Then the main Fluffy character, who had joined the humans because he was fascinated by their ability to fly, is seen. He is older and he is in the cockpit of a plane of some sort. There are many others, in a hanger like on an aircraft carrier, all buzzing to life and preparing to launch. A group of Fluffies in military uniforms on the bridge study a big black globe with symbols and battle plans drawn on it. Great doors open and the ships are launched out of a huge organic-looking spaceship, into a hellish space battle, and they dive toward a planet that is blasted with craters and red glows and is shooting at them. On the bridge the globe is spun and you see the lines showing the continents. They are attacking Earth. End credits.
I seriously expected Avatar to end the same way. I was both disappointed and happy when it did not...
That basic plot dates from 1993. I worked on it on and off over the next few years, when I actually was working for James Cameron at Digital Domain.
I felt there was no way the twist ending could be kept a secret. Also the battle with Earth was becoming more and more interesting, and it started taking over a longer part of the end of the script. It would be a War of the Worlds told from the alien's point of view! And they would be adorably cute and emphatic! It all seemed like a great idea and I really wanted to see it. The original environmentalist stuff was reduced but it was an excellent motivation plot point.
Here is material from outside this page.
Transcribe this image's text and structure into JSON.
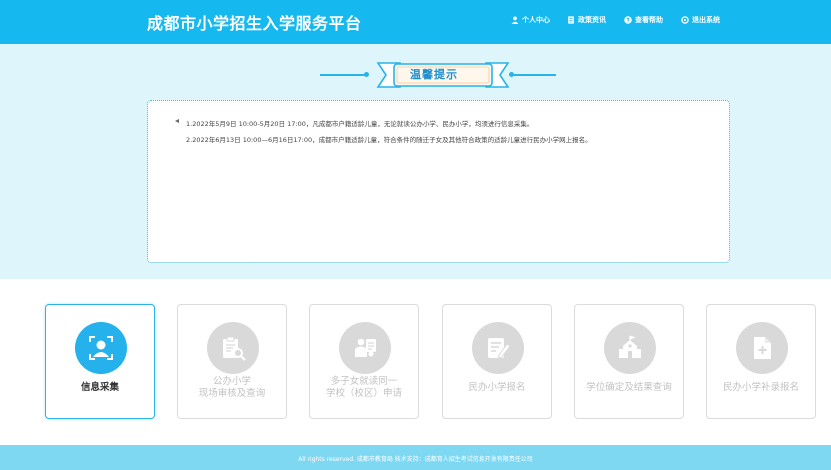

I though it could be two movies, with the war of the worlds being the sequel, I thought this would work very well because you would be rooting for the aliens in the first one, and questioning your own judgement in the second. But I am not James Cameron and I doubt suggesting two movies would get me very far. I do wonder if that is what James Cameron is up to with the Avatar sequels, but I have not heard any such rumors.
I did want it to be somewhat hard science fiction (much more so than Avatar) and did spend some time developing the back story and technology:
Other than such technical details, I never really came up with a script. Later versions kept making the war bigger, until the original movie had all happened in flashback. I tried lots of variations involving a Fluffy who is caught by the humans and thus makes the first contact (all others are killed when their ships are shot down). I never really had anything that I thought was a story. Writing is a frustrating experience. Besides what is in the treatment, here are some plot ideas:
Also it was obvious that my career was going to be writing software, not producing movies. In addition the failure of 2D animation (the movies Treasure Planet and Titan A.E were similar sci-fi/animation mash-ups and they bombed!) made me think this was not going to work (I was convinced my idea required traditional 2D animation so the Anime/Disney styles would fight).
Attached is the most complete treatment, dating form 1999. In this version I added child Fluffies in an attempt to make this lighter. I am not sure if my idea worked.
Here you can see my work as a Production Designer. To seriously do this film you would need a lot of talented designers, and I thought it would be really cool to have conflicting designs for the Fluffies, Earth, and also the mysterious aliens who made the hyperdrive.